There is a sense
of urgency in today’s gospel. Jesus feels constrained or under stress until the
“fire” he has come to cast on the earth is kindled and the baptism of fire that
John the Baptist foreshadowed in 3:16 takes effect. Elsewhere in Luke’s
writing, fire is associated with judgement (3:9, 17; 9:17; 17:29), and with the
presence of the Holy Spirit (3:16), especially in the Lukan story of Pentecost
(Acts 2:3) where “tongues as of fire” appear and rest on all those assembled in
the upper room. Fire is a sign of the end times when the Spirit of prophecy
descends on all God’s people (Acts 2:18-19). Those who have experienced the
effect of the all too frequent bush fires in Australia or the wild fires of
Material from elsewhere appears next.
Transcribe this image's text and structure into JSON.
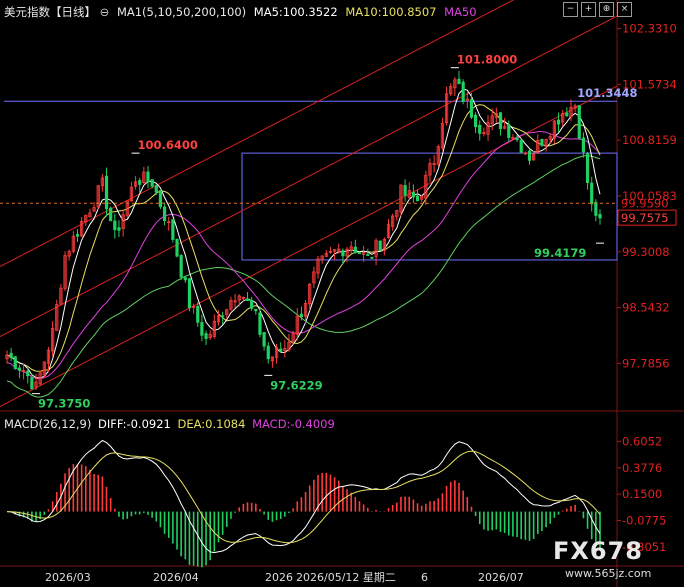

California can appreciate the power of this image. Climate change is
undoubtedly increasing the risk of destructive fires. Drier conditions wither
plant life that then becomes fuel for the fires. Fire can take all before it.
It can also bring the most astonishing new life in its wake.

Linked with the
image of fire is that of water: Jesus has a “baptism with which to be
baptized”. Once more, a sense of urgency is expressed as the power of water is
evoked. Like fire, water has power to destroy and power to save. Fire and water
become metaphors for the hard won gospel path to peace. Jesus seems to be
contradicting so much of what he has stood for to this point. At his birth, he
is presented as the bringer of peace (Luke 1:79 and 2:14). He tells the
hospitable woman of 7:50 and the faith-filled woman of 8:48 to “go in peace”.
He instructs his disciples to bring peace to the families they visit (10:5-6).
He refuses to be a divider (12:13-14). And now he declares that he has come not
to bring peace but division. His hearers can expect members of families to be
divided one against another. How can this be?

The Lukan Jesus
is almost certainly describing the status quo rather than prescribing what
ought to prevail. In other words, by the time Luke is writing, it is clear that
some have accepted the gospel way of peace and justice and compassion and
others within the same families have not. Acceptance of the gospel and of Jesus
as the Christ or Messiah would have involved a monumental shift for Jews on the
one hand and for adherents of the diverse philosophies or faiths of the Roman
world on the other. Today’s families of mixed faith might be able to get inside
this experience and to understand the suffering involved when a family member
makes a life choice that other members of the family find hard to accept. This
is not an easy text to understand or even to accept. We need to struggle with
its ambiguity.